The last few days witnessed a mini upheaval on the political front with Maulana Fazl ur Rehman staging a walk out on the PPP-led coalition at the centre. Ostensibly, the move came at the sacking of a JUI minister from the federal cabinet in the wake of the Hajj scandal that was generally received with a

Aziz-ud-Din Ahmad

Strange bedfellows

The PPP decided to induct the MQM, JUI(F) and PML(F) into the ruling coalition after the PML(N) left the government in 2008. The decision looked odd to many as the PPP had identified the three parties with the establishment whereas it projected itself as a democratic force opposed to military rule.
The partners adopted by Zardari had remained a vital part of the Musharraf set up for six long years. The MQM, along with the PML(F) had joined the military controlled coalition

Ahmed Rashid

Date with the enemy

In separate interviews, four former Taliban officials, now living in Kabul, recently told me that the Taliban leaders want to open a political office in a third country that is not Afghanistan or Pakistan, so that they can start talks with the Kabul regime, the US and NATO. All four occupied high office in the 1990s when the Taliban ruled Afghanistan and cannot be identified for security reasons. They remain in touch with the Taliban leadership based in Pakistan and have facilitated

Murtaza Mohsin

A royal intrusion

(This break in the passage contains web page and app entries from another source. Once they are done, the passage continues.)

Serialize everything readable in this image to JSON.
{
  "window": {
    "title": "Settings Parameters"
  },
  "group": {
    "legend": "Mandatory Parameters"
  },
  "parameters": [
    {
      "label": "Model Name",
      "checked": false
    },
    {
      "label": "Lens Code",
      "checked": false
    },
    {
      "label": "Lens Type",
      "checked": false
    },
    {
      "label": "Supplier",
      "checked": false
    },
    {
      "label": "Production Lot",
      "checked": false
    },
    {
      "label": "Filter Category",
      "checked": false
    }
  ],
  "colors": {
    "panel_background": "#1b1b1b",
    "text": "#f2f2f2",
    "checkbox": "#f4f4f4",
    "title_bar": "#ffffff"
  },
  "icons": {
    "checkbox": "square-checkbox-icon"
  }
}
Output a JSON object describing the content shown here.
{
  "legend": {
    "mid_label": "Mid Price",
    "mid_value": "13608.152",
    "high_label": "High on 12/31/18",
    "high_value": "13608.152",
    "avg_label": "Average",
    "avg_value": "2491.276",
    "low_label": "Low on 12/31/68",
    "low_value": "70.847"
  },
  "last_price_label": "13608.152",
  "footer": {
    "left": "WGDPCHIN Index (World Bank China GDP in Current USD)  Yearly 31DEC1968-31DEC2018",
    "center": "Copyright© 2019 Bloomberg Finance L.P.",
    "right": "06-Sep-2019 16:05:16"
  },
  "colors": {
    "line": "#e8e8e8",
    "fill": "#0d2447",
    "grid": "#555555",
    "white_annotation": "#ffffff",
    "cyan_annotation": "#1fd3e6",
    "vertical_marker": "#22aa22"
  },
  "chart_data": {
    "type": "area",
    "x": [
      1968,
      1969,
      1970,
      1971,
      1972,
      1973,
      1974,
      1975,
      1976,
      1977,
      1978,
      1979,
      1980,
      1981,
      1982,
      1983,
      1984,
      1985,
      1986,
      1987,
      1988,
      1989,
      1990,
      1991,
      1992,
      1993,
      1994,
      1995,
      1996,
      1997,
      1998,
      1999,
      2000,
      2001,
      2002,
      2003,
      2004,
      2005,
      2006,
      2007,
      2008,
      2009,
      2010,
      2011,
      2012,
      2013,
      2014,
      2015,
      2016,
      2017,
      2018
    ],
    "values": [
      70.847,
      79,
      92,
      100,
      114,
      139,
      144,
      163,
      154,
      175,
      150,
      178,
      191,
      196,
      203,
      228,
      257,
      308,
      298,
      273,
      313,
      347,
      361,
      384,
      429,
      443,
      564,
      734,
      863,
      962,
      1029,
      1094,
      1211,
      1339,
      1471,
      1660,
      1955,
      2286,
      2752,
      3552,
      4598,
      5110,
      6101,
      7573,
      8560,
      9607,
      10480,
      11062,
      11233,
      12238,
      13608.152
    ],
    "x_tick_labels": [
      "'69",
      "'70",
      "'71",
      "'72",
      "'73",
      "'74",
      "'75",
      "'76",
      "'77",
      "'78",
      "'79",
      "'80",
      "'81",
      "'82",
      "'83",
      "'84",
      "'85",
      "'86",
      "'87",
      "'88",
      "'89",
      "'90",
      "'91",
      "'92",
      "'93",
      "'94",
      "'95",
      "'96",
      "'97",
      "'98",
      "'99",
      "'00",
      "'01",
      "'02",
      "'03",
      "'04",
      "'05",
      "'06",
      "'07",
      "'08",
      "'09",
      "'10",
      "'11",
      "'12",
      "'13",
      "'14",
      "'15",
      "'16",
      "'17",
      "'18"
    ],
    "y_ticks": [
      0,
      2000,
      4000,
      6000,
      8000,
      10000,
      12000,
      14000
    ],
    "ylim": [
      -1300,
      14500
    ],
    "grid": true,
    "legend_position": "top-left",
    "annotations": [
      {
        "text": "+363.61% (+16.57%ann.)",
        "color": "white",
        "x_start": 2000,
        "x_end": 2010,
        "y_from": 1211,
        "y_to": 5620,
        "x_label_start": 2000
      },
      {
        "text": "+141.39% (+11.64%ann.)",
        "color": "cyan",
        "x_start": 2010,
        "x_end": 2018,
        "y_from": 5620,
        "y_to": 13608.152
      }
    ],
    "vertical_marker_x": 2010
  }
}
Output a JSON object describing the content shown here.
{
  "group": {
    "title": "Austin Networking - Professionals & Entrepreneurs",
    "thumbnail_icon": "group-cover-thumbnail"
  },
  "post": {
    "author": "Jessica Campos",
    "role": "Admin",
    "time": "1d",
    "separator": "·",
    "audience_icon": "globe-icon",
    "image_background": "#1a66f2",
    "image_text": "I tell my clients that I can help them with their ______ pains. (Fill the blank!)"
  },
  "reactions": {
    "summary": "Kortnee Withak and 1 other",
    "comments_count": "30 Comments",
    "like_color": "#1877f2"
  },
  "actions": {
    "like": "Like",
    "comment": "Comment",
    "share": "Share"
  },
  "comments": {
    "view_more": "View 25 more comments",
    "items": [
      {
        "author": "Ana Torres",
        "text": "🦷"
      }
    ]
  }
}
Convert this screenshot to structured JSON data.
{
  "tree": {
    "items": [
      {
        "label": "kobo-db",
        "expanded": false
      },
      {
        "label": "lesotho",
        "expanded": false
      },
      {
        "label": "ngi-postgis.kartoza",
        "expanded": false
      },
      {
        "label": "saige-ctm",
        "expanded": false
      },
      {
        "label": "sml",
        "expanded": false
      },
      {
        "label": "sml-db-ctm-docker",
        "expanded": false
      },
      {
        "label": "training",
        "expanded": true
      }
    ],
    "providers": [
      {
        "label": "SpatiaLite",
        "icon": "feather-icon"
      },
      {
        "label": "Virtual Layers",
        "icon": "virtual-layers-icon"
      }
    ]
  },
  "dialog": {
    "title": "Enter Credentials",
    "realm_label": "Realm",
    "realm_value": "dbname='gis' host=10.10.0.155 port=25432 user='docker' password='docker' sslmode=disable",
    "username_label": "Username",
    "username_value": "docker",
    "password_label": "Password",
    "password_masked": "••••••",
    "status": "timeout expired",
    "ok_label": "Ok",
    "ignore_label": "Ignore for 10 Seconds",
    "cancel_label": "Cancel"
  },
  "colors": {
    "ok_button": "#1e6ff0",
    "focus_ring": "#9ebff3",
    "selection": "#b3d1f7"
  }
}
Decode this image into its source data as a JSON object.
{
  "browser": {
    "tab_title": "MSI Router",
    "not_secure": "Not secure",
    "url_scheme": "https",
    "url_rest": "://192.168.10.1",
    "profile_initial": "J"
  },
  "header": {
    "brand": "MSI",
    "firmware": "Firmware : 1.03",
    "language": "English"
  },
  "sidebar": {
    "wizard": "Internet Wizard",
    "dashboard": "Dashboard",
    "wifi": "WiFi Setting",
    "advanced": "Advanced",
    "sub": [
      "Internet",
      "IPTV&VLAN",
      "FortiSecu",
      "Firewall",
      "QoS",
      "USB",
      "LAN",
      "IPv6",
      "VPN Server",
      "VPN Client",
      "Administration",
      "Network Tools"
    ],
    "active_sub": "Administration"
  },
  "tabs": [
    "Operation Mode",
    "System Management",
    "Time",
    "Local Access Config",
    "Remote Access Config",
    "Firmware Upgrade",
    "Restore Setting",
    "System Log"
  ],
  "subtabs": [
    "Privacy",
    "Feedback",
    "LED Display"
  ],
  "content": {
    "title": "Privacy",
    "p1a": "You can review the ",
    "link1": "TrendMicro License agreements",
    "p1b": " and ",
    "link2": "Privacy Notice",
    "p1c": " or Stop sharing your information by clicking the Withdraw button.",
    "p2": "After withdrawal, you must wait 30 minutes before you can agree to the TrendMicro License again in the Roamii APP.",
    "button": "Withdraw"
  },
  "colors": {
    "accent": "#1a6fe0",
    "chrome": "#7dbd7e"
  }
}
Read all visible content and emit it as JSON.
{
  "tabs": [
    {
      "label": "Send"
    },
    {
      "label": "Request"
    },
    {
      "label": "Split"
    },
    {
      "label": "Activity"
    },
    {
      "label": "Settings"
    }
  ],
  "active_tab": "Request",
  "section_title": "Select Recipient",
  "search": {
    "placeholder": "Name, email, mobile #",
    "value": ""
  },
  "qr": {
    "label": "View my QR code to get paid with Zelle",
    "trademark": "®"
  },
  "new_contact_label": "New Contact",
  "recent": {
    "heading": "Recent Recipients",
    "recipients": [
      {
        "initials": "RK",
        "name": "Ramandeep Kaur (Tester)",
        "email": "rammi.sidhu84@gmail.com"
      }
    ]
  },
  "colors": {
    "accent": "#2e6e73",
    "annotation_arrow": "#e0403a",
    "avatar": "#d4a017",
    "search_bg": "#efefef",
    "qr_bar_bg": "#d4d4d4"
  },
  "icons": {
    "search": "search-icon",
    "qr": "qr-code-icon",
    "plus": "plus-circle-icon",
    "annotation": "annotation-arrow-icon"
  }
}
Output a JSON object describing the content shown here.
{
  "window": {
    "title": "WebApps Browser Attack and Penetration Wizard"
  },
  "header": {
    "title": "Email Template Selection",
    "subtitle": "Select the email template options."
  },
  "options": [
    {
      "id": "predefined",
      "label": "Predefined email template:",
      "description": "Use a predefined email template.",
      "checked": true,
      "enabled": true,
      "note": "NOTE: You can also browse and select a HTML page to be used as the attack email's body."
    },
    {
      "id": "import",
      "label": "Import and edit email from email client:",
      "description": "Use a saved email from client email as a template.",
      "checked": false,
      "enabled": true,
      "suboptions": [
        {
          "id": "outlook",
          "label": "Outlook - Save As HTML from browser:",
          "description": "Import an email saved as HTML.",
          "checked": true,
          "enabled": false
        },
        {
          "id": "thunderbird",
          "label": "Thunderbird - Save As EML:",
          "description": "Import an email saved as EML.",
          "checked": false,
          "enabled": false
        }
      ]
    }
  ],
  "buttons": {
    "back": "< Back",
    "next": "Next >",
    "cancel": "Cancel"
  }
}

The WikiLeaks disclosures shattered many illusions. One of the more surprising revelations of the cache has been the alarming extent of Saudi influence in Pakistan’s affairs. In the words of the Saudi ambassador to the US, “We in Saudi Arabia are not observers in Pakistan, we are participants.”
Cable after cable has laid bare the hard reality of the true nature of this special friendship. Some would invoke Islamic brotherhood to quash any legitimate debate on the issue; but for